Traders who believe a security is likely to remain within its descending channel can initiate trades when the price fluctuates within its channel trendline boundaries. The descending channel trendlines can be extended to provide an expected path for the security to traverse, should its current trend hold.

A more potent signal occurs with a breakout, which is when a security's price breaches an established channel's boundaries, either on the upper or lower side. When this happens, a security's price can move quickly and sharply in the direction of that breakout. If this move is in the direction of the prior trend then the descending channel would have been a continuation pattern. If the move is counter to the prior trend then the descending channel would have been a prelude to a reversal.

Within a descending channel, a trader could make selling bets when the security price reaches its resistance trendline. Conversely, long buying trades could be entered into when a security begins to reach its support trendline. These trading strategies can be beneficial when a security has low to moderate volatility that keeps its price action constrained. Trading on channel analysis can also be profitable after a security’s price shows a reversal and breakout, which is usually followed by a series of runaway gaps and an exhaustion gap all in the same direction.

An ascending channel is the opposite of a descending channel. Both ascending and descending channels are primary channels followed by technical analysts. The trendlines in an ascending channel would be positive sloping at the resistant and support levels.

Key Takeaways

  • A descending channel is drawn by connecting the lower highs and lower lows of a security's price with parallel trendlines to show a downward trend.
  • Traders who believe a security is likely to remain within its descending channel can initiate trades when the price fluctuates within its channel trendline boundaries.
  • A more potent signal occurs with a breakout, which is when a security's price breaches an established channel's boundaries, either on the upper or lower side.

Envelope Channels

Envelope channels are another popular channel formation that can incorporate both descending and ascending channel patterns.

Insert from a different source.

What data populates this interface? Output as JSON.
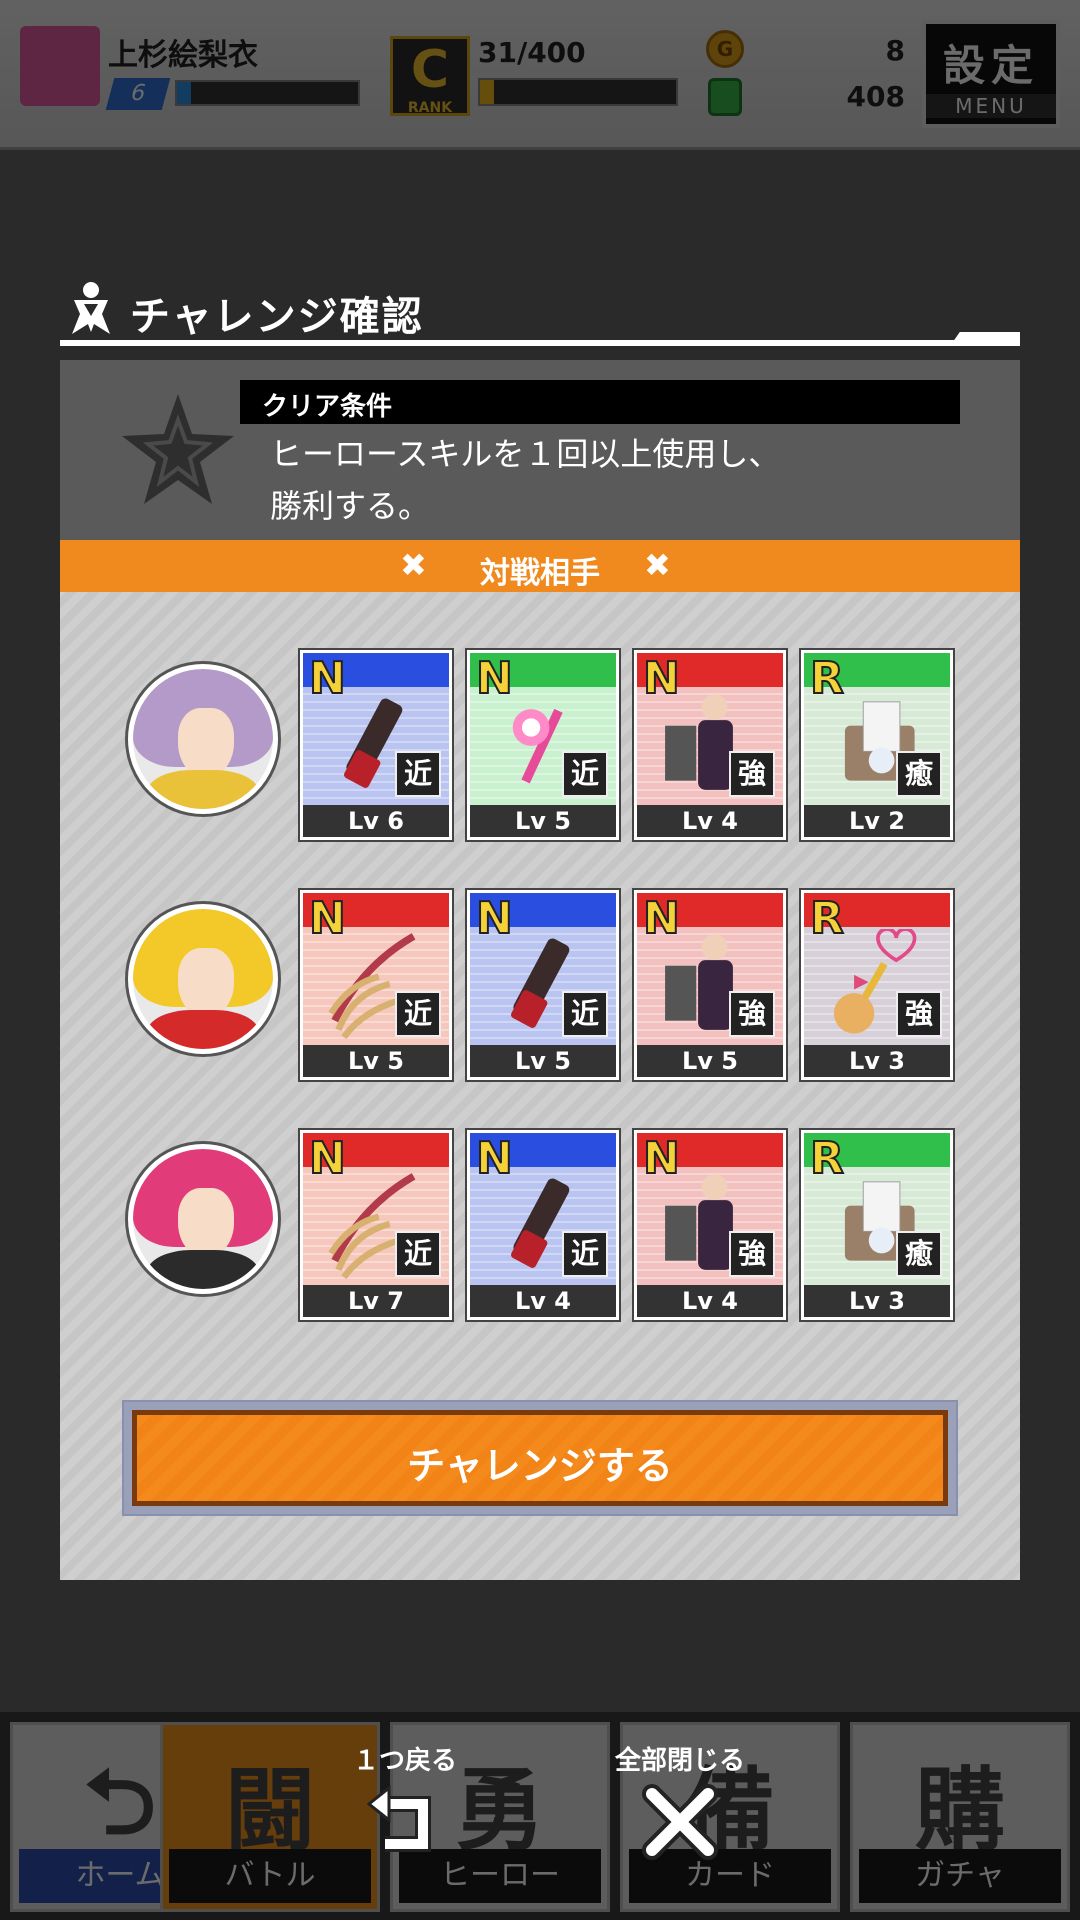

Envelope channels are typically used to chart and analyze a security’s price movement over a longer period of time. Trendlines can be based on moving averages or highs and lows over specified intervals. Envelope channels can use similar trading strategies to both descending and ascending channels. This analysis will typically be based on a stock price movement over an extended period of time while ascending and descending channels can be beneficial for charting a security’s price immediately after a reversal.